• **What this task involves**
What you return should be every record, retyped without a single change.

• **Given entries**
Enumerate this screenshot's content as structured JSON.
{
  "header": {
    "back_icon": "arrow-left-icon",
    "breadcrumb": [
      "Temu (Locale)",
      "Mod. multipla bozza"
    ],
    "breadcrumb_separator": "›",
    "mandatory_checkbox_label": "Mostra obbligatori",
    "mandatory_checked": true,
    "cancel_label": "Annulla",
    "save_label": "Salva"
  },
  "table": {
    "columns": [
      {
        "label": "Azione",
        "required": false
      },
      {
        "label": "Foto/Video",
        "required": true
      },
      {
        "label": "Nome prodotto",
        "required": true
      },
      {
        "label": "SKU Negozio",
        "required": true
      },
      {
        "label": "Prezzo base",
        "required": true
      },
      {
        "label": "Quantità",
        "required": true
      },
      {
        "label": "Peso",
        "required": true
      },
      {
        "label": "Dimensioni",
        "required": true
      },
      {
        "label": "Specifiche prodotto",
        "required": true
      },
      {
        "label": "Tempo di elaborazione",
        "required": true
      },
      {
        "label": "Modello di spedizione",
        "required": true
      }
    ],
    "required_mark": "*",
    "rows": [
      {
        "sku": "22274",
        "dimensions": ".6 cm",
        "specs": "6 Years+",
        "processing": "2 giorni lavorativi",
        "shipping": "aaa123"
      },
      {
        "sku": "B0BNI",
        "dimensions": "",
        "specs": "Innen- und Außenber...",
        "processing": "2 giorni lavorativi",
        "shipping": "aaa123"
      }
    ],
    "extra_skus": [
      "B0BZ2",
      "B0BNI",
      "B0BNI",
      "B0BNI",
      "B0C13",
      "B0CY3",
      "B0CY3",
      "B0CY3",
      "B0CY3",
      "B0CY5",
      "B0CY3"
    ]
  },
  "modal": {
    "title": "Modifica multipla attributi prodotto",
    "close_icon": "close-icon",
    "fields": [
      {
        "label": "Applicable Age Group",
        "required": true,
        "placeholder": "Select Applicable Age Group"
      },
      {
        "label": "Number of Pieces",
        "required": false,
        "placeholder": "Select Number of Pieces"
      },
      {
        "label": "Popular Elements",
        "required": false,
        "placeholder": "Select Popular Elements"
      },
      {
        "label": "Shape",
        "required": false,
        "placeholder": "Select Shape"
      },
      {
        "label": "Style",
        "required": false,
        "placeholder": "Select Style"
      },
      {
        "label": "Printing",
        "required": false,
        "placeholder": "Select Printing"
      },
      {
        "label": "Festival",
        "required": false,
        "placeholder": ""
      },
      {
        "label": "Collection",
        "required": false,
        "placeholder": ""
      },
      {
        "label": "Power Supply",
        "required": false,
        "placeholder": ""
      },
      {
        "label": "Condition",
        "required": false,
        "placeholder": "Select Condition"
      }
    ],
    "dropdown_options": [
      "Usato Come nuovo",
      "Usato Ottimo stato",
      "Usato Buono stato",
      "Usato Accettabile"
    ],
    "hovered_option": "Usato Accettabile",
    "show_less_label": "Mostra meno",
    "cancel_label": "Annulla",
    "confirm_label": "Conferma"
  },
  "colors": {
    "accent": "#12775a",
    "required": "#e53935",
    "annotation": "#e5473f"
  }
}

• **Answer to this exercise**
Enumerate this screenshot's content as structured JSON.
{
  "header": {
    "back_icon": "arrow-left-icon",
    "breadcrumb": [
      "Temu (Locale)",
      "Mod. multipla bozza"
    ],
    "breadcrumb_separator": "›",
    "mandatory_checkbox_label": "Mostra obbligatori",
    "mandatory_checked": true,
    "cancel_label": "Annulla",
    "save_label": "Salva"
  },
  "table": {
    "columns": [
      {
        "label": "Azione",
        "required": false
      },
      {
        "label": "Foto/Video",
        "required": true
      },
      {
        "label": "Nome prodotto",
        "required": true
      },
      {
        "label": "SKU Negozio",
        "required": true
      },
      {
        "label": "Prezzo base",
        "required": true
      },
      {
        "label": "Quantità",
        "required": true
      },
      {
        "label": "Peso",
        "required": true
      },
      {
        "label": "Dimensioni",
        "required": true
      },
      {
        "label": "Specifiche prodotto",
        "required": true
      },
      {
        "label": "Tempo di elaborazione",
        "required": true
      },
      {
        "label": "Modello di spedizione",
        "required": true
      }
    ],
    "required_mark": "*",
    "rows": [
      {
        "sku": "22274",
        "dimensions": ".6 cm",
        "specs": "6 Years+",
        "processing": "2 giorni lavorativi",
        "shipping": "aaa123"
      },
      {
        "sku": "B0BNI",
        "dimensions": "",
        "specs": "Innen- und Außenber...",
        "processing": "2 giorni lavorativi",
        "shipping": "aaa123"
      }
    ],
    "extra_skus": [
      "B0BZ2",
      "B0BNI",
      "B0BNI",
      "B0BNI",
      "B0C13",
      "B0CY3",
      "B0CY3",
      "B0CY3",
      "B0CY3",
      "B0CY5",
      "B0CY3"
    ]
  },
  "modal": {
    "title": "Modifica multipla attributi prodotto",
    "close_icon": "close-icon",
    "fields": [
      {
        "label": "Applicable Age Group",
        "required": true,
        "placeholder": "Select Applicable Age Group"
      },
      {
        "label": "Number of Pieces",
        "required": false,
        "placeholder": "Select Number of Pieces"
      },
      {
        "label": "Popular Elements",
        "required": false,
        "placeholder": "Select Popular Elements"
      },
      {
        "label": "Shape",
        "required": false,
        "placeholder": "Select Shape"
      },
      {
        "label": "Style",
        "required": false,
        "placeholder": "Select Style"
      },
      {
        "label": "Printing",
        "required": false,
        "placeholder": "Select Printing"
      },
      {
        "label": "Festival",
        "required": false,
        "placeholder": ""
      },
      {
        "label": "Collection",
        "required": false,
        "placeholder": ""
      },
      {
        "label": "Power Supply",
        "required": false,
        "placeholder": ""
      },
      {
        "label": "Condition",
        "required": false,
        "placeholder": "Select Condition"
      }
    ],
    "dropdown_options": [
      "Usato Come nuovo",
      "Usato Ottimo stato",
      "Usato Buono stato",
      "Usato Accettabile"
    ],
    "hovered_option": "Usato Accettabile",
    "show_less_label": "Mostra meno",
    "cancel_label": "Annulla",
    "confirm_label": "Conferma"
  },
  "colors": {
    "accent": "#12775a",
    "required": "#e53935",
    "annotation": "#e5473f"
  }
}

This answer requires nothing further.